*** Opening ENTRIES SUPPLIED ***

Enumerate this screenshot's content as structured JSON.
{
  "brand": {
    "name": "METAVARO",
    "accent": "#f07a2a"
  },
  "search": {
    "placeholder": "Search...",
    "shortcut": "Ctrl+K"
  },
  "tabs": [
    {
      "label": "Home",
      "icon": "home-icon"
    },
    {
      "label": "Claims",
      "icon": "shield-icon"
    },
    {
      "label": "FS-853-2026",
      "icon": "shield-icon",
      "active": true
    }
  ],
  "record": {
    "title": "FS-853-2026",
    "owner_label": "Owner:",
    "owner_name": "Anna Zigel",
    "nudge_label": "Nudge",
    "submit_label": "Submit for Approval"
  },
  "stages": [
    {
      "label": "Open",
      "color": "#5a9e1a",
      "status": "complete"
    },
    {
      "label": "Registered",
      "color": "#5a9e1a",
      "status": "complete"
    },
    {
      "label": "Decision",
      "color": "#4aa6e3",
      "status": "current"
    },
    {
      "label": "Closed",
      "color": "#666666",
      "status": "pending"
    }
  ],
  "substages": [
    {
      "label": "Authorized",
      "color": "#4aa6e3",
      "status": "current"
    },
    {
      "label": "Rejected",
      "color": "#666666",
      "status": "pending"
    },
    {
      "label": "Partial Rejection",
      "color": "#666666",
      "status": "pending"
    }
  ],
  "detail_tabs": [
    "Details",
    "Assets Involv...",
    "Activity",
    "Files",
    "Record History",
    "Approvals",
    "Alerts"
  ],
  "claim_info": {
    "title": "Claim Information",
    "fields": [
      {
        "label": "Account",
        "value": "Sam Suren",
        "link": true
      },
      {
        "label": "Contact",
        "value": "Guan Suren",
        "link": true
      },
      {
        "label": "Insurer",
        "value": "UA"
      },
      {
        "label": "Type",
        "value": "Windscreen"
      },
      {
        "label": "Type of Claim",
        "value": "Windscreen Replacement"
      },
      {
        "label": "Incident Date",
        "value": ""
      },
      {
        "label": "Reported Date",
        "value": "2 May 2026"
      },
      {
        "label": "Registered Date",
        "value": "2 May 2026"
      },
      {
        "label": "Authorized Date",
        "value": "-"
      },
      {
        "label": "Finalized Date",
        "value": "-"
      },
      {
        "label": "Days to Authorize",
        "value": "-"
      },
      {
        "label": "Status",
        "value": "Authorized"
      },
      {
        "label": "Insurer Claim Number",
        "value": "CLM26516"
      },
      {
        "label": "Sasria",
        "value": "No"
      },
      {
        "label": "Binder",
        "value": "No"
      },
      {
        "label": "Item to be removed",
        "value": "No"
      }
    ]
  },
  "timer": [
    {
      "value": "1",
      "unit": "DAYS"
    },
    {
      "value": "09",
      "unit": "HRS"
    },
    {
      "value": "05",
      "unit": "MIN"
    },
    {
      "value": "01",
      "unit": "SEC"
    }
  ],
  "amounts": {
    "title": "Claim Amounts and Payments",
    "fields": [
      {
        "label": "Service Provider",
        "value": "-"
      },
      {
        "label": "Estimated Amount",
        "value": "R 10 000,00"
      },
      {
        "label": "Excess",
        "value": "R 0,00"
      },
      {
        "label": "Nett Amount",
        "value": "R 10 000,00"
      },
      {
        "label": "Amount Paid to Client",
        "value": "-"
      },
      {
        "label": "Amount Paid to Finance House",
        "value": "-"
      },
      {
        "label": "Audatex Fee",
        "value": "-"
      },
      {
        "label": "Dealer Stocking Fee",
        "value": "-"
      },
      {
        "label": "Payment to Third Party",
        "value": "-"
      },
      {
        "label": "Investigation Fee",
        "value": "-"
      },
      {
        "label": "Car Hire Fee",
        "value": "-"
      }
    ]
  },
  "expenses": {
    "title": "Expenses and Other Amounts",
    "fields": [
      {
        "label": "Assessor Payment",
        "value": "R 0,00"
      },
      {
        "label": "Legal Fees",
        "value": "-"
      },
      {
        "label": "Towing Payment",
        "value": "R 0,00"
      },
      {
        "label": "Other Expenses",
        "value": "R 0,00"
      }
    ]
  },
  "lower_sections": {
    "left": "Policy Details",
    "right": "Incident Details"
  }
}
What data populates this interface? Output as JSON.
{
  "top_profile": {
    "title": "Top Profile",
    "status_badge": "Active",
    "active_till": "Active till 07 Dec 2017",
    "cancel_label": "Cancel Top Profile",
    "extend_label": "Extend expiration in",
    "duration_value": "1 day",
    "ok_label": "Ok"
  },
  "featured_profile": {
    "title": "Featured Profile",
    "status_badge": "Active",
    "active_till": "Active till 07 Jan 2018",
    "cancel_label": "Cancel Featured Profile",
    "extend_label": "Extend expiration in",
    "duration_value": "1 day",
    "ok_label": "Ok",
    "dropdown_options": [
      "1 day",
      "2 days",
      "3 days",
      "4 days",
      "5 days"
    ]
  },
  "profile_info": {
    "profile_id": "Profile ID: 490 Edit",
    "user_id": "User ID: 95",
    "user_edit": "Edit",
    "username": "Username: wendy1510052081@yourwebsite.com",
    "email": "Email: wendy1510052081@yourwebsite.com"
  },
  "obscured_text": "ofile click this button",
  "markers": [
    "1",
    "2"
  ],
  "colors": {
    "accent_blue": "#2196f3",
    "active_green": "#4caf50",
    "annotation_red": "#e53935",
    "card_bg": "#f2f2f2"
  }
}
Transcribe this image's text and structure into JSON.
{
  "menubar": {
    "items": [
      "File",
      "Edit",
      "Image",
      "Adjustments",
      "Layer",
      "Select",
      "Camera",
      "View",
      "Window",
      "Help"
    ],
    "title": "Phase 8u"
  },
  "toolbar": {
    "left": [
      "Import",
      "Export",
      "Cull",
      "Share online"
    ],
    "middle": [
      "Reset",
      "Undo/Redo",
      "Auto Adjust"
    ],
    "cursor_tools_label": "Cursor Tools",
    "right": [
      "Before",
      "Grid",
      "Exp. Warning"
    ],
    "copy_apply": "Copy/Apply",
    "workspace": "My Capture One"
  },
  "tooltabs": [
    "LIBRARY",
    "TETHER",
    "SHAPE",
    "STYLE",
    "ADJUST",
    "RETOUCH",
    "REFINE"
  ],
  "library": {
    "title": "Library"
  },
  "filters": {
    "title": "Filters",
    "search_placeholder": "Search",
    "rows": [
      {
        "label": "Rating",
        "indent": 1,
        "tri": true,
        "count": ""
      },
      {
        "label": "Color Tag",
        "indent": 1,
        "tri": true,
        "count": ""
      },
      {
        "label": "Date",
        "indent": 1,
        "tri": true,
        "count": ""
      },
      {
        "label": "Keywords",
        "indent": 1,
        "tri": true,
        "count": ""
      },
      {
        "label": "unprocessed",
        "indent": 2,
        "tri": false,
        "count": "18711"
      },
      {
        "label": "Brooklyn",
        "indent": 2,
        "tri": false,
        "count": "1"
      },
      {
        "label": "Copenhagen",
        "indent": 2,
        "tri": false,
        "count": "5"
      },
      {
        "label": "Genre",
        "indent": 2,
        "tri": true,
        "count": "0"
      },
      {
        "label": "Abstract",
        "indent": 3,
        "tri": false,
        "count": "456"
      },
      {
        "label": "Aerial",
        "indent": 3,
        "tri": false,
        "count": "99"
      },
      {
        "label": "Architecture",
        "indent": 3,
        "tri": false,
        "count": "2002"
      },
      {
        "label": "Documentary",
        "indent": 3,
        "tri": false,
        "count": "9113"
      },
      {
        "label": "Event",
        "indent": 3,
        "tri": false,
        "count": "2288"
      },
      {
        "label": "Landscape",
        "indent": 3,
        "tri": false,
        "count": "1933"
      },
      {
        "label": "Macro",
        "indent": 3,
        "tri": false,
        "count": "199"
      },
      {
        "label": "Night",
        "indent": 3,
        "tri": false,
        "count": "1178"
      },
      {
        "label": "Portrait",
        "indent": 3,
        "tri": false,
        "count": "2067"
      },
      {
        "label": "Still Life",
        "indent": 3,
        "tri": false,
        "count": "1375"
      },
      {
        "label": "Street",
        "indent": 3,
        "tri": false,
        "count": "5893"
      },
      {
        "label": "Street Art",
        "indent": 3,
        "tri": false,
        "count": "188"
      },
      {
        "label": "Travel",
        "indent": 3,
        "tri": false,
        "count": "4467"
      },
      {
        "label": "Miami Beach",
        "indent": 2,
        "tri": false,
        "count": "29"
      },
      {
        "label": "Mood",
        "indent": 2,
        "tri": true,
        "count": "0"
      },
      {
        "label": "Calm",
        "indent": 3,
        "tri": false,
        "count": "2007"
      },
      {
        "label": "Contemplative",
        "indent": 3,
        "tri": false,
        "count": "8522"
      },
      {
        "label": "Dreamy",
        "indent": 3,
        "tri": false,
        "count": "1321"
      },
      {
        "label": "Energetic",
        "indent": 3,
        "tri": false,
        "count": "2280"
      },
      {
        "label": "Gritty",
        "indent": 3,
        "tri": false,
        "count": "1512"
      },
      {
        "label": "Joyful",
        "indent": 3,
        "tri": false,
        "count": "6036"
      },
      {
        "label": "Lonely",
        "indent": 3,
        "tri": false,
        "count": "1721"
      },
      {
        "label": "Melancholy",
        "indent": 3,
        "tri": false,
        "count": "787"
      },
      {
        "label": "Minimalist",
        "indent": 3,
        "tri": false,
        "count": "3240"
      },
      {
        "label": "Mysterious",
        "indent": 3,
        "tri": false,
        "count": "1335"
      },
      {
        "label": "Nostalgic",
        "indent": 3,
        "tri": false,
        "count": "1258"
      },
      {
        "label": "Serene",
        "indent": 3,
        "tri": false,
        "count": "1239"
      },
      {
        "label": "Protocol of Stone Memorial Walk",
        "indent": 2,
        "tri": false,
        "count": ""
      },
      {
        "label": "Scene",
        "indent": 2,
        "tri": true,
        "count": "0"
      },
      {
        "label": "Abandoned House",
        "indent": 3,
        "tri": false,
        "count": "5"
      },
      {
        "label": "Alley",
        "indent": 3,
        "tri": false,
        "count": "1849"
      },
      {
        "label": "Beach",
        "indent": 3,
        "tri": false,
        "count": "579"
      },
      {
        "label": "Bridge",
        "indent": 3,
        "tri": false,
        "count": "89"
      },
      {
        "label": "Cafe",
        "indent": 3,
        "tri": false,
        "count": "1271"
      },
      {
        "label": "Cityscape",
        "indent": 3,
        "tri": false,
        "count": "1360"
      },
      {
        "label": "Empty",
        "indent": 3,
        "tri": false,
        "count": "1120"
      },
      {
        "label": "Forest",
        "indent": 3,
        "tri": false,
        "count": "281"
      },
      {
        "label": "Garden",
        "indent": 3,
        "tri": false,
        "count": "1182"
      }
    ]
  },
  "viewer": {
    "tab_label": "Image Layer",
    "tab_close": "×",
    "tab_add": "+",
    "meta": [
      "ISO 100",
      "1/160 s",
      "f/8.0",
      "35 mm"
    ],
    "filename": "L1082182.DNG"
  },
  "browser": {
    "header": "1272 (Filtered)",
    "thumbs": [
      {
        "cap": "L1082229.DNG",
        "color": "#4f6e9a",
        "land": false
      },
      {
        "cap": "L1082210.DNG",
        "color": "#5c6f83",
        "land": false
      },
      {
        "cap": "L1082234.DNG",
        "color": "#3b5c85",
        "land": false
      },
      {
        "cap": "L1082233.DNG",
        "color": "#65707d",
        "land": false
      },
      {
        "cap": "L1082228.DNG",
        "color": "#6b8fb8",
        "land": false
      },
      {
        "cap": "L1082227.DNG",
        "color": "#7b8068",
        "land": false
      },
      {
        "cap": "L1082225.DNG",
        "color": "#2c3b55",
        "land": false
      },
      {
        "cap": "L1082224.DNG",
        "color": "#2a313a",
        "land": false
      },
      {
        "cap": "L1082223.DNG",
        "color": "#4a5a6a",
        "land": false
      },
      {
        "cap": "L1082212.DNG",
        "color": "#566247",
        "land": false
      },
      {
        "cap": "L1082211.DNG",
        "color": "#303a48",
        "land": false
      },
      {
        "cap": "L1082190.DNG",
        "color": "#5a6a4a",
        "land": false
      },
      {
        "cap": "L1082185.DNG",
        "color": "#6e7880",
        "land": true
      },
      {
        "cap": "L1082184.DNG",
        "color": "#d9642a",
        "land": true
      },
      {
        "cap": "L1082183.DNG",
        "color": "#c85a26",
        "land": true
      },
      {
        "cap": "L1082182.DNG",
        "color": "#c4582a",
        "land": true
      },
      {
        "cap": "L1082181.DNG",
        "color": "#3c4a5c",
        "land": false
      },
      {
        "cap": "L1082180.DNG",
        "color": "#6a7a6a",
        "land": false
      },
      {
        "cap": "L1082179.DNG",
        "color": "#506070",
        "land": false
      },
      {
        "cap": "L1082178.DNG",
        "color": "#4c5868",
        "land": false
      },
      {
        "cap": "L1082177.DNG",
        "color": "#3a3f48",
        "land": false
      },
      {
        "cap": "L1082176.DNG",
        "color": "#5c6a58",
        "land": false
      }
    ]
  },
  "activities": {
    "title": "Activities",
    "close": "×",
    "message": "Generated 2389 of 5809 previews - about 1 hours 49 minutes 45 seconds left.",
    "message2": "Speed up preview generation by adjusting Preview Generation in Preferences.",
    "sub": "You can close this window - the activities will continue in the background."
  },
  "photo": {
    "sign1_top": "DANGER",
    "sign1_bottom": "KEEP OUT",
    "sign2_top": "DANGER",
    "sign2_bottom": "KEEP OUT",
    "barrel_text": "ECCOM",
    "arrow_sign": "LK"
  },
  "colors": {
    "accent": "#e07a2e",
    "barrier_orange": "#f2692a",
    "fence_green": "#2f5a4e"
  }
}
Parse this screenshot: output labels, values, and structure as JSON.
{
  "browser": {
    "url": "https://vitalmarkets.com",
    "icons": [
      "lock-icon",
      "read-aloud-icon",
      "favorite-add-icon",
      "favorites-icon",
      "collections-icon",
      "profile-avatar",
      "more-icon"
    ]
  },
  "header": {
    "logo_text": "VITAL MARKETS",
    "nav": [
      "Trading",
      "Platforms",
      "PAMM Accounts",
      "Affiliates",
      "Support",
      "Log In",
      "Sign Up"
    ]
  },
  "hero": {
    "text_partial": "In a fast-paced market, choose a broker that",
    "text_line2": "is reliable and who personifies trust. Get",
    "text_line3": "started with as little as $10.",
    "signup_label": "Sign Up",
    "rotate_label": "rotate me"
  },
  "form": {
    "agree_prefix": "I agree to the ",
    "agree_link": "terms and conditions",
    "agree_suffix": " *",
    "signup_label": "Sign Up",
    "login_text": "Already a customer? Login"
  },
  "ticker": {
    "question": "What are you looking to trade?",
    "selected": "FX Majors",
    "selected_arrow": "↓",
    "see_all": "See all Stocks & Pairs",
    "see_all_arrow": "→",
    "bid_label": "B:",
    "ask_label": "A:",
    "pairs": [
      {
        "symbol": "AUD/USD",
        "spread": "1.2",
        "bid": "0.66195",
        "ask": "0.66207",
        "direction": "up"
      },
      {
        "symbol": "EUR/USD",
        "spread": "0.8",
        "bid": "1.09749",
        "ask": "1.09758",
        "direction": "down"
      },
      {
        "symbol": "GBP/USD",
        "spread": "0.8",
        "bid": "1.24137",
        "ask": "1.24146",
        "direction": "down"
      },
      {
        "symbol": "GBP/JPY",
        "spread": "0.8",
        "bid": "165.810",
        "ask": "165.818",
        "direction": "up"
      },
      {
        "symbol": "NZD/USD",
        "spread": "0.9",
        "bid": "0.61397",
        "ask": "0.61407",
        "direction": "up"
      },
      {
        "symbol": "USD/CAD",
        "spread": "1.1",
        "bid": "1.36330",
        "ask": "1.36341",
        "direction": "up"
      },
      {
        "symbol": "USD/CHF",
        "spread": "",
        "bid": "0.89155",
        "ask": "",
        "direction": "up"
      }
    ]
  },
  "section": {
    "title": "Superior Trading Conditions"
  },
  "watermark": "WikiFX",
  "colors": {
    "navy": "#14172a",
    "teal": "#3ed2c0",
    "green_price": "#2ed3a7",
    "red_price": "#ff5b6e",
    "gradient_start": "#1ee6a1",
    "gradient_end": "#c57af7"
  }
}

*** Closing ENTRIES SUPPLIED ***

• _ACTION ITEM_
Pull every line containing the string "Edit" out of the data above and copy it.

• _ANSWER SECTION_
    "profile_id": "Profile ID: 490 Edit",
    "user_edit": "Edit",
      "Edit",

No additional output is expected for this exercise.